You know you are a martial arts geek when you are riding a camel and primarily focusing on the connection of your dantien/hara with that of your camel's.
Both getting from the down position to the up position and vice versa on a camel are an interesting study in both geometry and gravity. The camels back legs go up first when he is preparing to stand while the front legs go down first when he is preparing to lie down. Both of these movements seem to create a 45 degree angle. The camel is also moving laterally as one leg moves before the other. This gives you some sway to consider with your angulation. Camels in case you need to be reminded are very large- tall and wide- with one large hump (Egypt's kind anyway). These camels are outfitted with a saddle with a single handle/nub (I'm sure this has a name). The ability to utilize this handle/nub which enables you to shift your weight to compensate for the angles and sway during the up/down process would determine whether the newbie camel rider will be eating a little Saharan sand or become the next Eddie Arcaro on a camel.
As our group/caravan started to move, the bizarre camel rising process didn't escape me and left me feeling a little uncomfortable. Outside of riding a donkey in Greece this would be the second time in my life I would have to ride on the back of an animal.
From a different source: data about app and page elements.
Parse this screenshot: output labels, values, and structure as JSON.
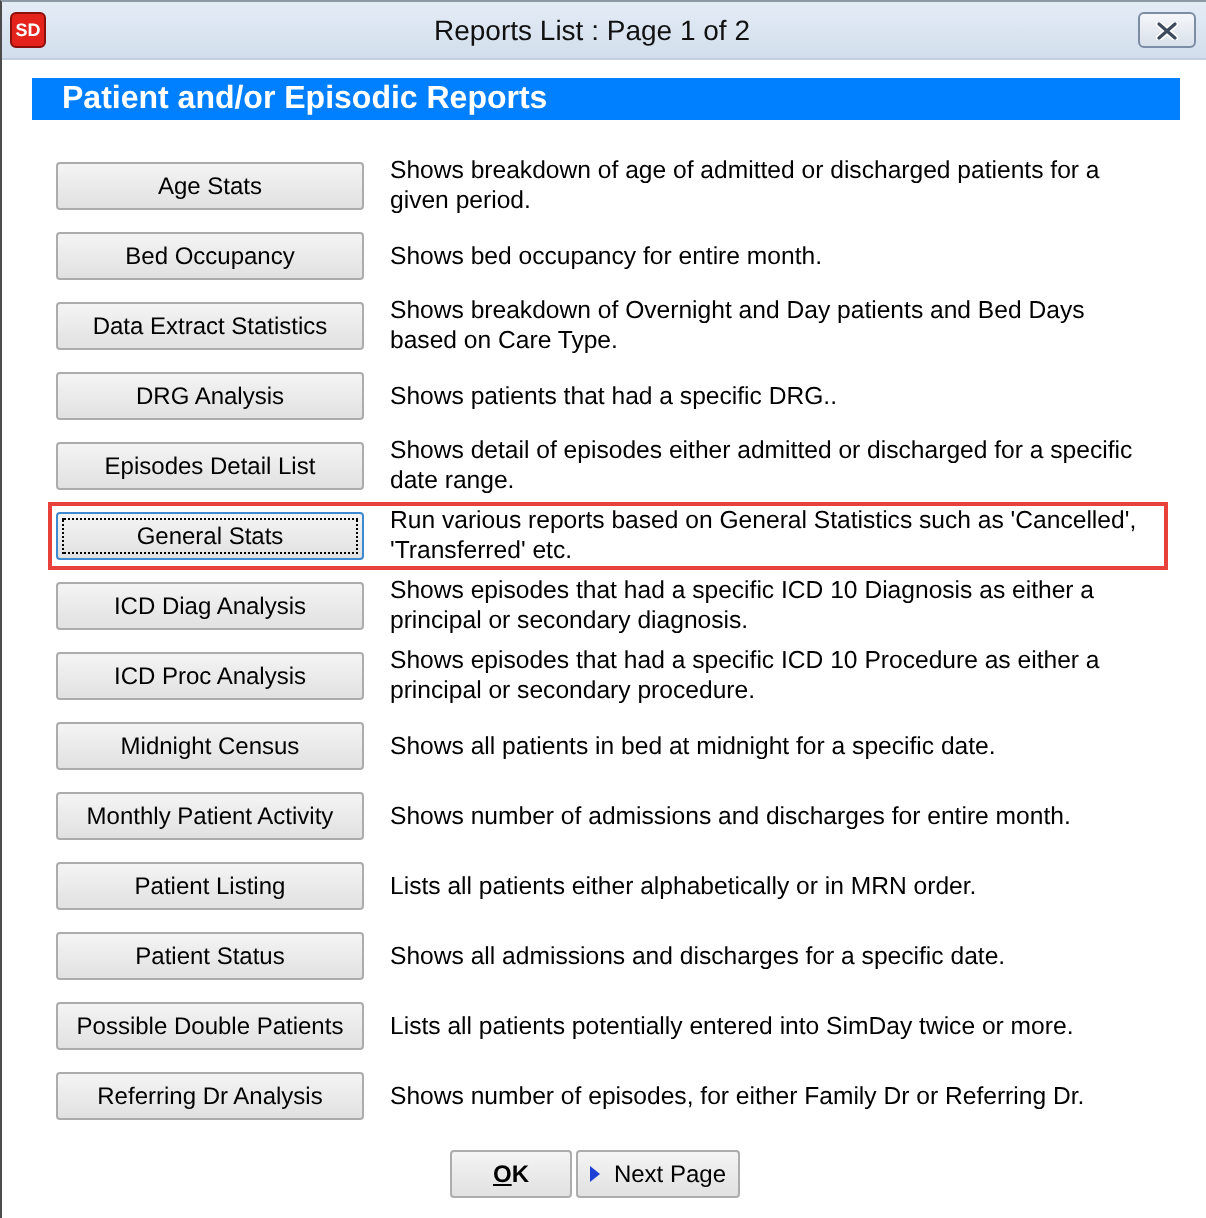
{
  "window": {
    "icon_text": "SD",
    "title": "Reports List : Page 1 of 2"
  },
  "section": {
    "title": "Patient and/or Episodic Reports"
  },
  "reports": [
    {
      "label": "Age Stats",
      "description": "Shows breakdown of age of admitted or discharged patients for a given period.",
      "focused": false,
      "highlighted": false
    },
    {
      "label": "Bed Occupancy",
      "description": "Shows bed occupancy for entire month.",
      "focused": false,
      "highlighted": false
    },
    {
      "label": "Data Extract Statistics",
      "description": "Shows breakdown of Overnight and Day patients and Bed Days based on Care Type.",
      "focused": false,
      "highlighted": false
    },
    {
      "label": "DRG Analysis",
      "description": "Shows patients that had a specific DRG..",
      "focused": false,
      "highlighted": false
    },
    {
      "label": "Episodes Detail List",
      "description": "Shows detail of episodes either admitted or discharged for a specific date range.",
      "focused": false,
      "highlighted": false
    },
    {
      "label": "General Stats",
      "description": "Run various reports based on General Statistics such as 'Cancelled', 'Transferred' etc.",
      "focused": true,
      "highlighted": true
    },
    {
      "label": "ICD Diag Analysis",
      "description": "Shows episodes that had a specific ICD 10 Diagnosis as either a principal or secondary diagnosis.",
      "focused": false,
      "highlighted": false
    },
    {
      "label": "ICD Proc Analysis",
      "description": "Shows episodes that had a specific ICD 10 Procedure as either a principal or secondary procedure.",
      "focused": false,
      "highlighted": false
    },
    {
      "label": "Midnight Census",
      "description": "Shows all patients in bed at midnight for a specific date.",
      "focused": false,
      "highlighted": false
    },
    {
      "label": "Monthly Patient Activity",
      "description": "Shows number of admissions and discharges for entire month.",
      "focused": false,
      "highlighted": false
    },
    {
      "label": "Patient Listing",
      "description": "Lists all patients either alphabetically or in MRN order.",
      "focused": false,
      "highlighted": false
    },
    {
      "label": "Patient Status",
      "description": "Shows all admissions and discharges for a specific date.",
      "focused": false,
      "highlighted": false
    },
    {
      "label": "Possible Double Patients",
      "description": "Lists all patients potentially entered into SimDay twice or more.",
      "focused": false,
      "highlighted": false
    },
    {
      "label": "Referring Dr Analysis",
      "description": "Shows number of episodes, for either Family Dr or Referring Dr.",
      "focused": false,
      "highlighted": false
    }
  ],
  "buttons": [
    {
      "label": "OK",
      "kind": "ok",
      "default": true,
      "mnemonic": true
    },
    {
      "label": "Next Page",
      "kind": "next",
      "default": false,
      "mnemonic": false
    }
  ]
}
In order to shift the focus of this ride, I decided to use my martial arts training to try to connect with this odorous and oddly shaped beast. I know this sounds weird unless you have been to enough classes where this concept is brought up often enough that it seems natural. Anyway, it worked and I started to enjoy my ride, up until the point where my camel handler handed me the rope and decided to leave. Having been newly liberated, my camel jumped at the opportunity to test our new found connection and began to run. Bizarre re-entered the equation. It's funny how your mind works when you are quickly confronted with a situation that requires an immediate resolution. Jump and die. Jump, get trampled and die (alright dying is probably an exaggeration). Or suck it up and stay on. I decided to reconnect with my camel and enjoy the sights of the now very rapidly approaching Nubian village. My camel handler did return only to insure that he got his tip. Christal, my son, my mother and our guide made the wise choice of sailing in a boat down the Nile to meet us at the village. At the Nubian village, my mother commented that I looked very relaxed on the camel while my guide thought I was very brave for "wanting" my camel to run."
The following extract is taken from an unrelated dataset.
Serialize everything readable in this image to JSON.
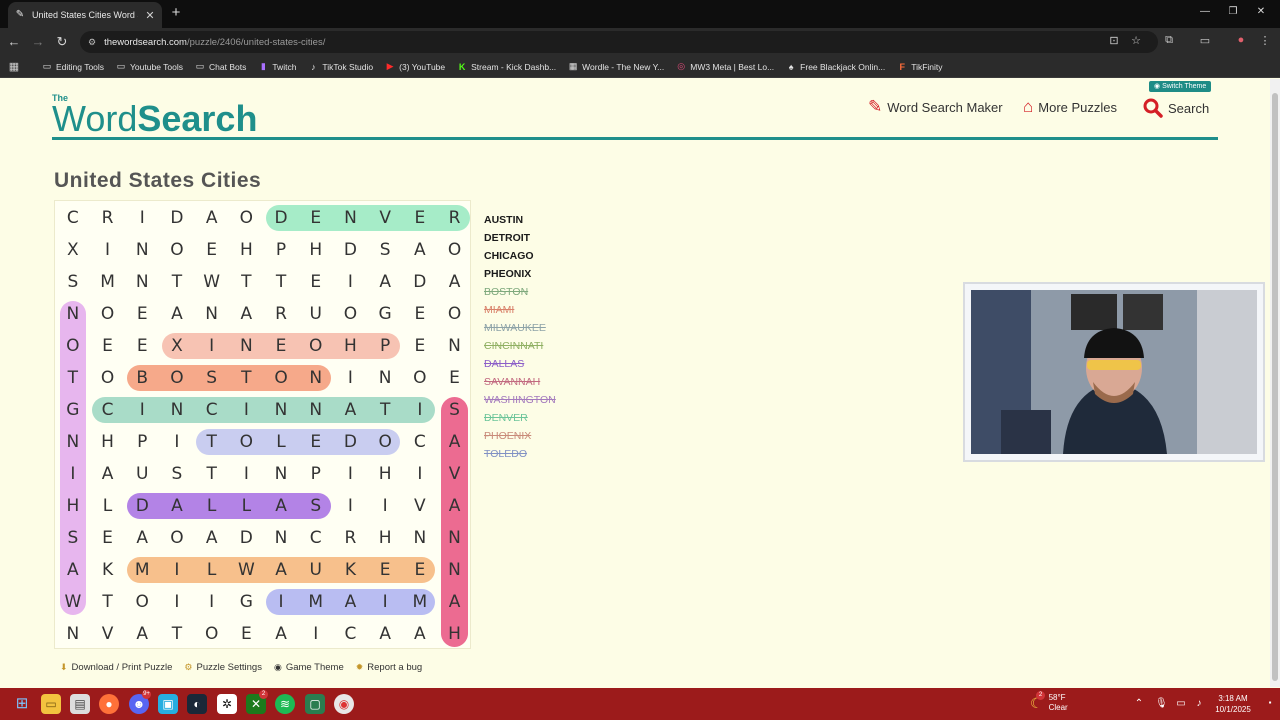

A few days later, my niece wanted to ride with someone on a camel again before the great Pyramids. Guess who the lucky one was.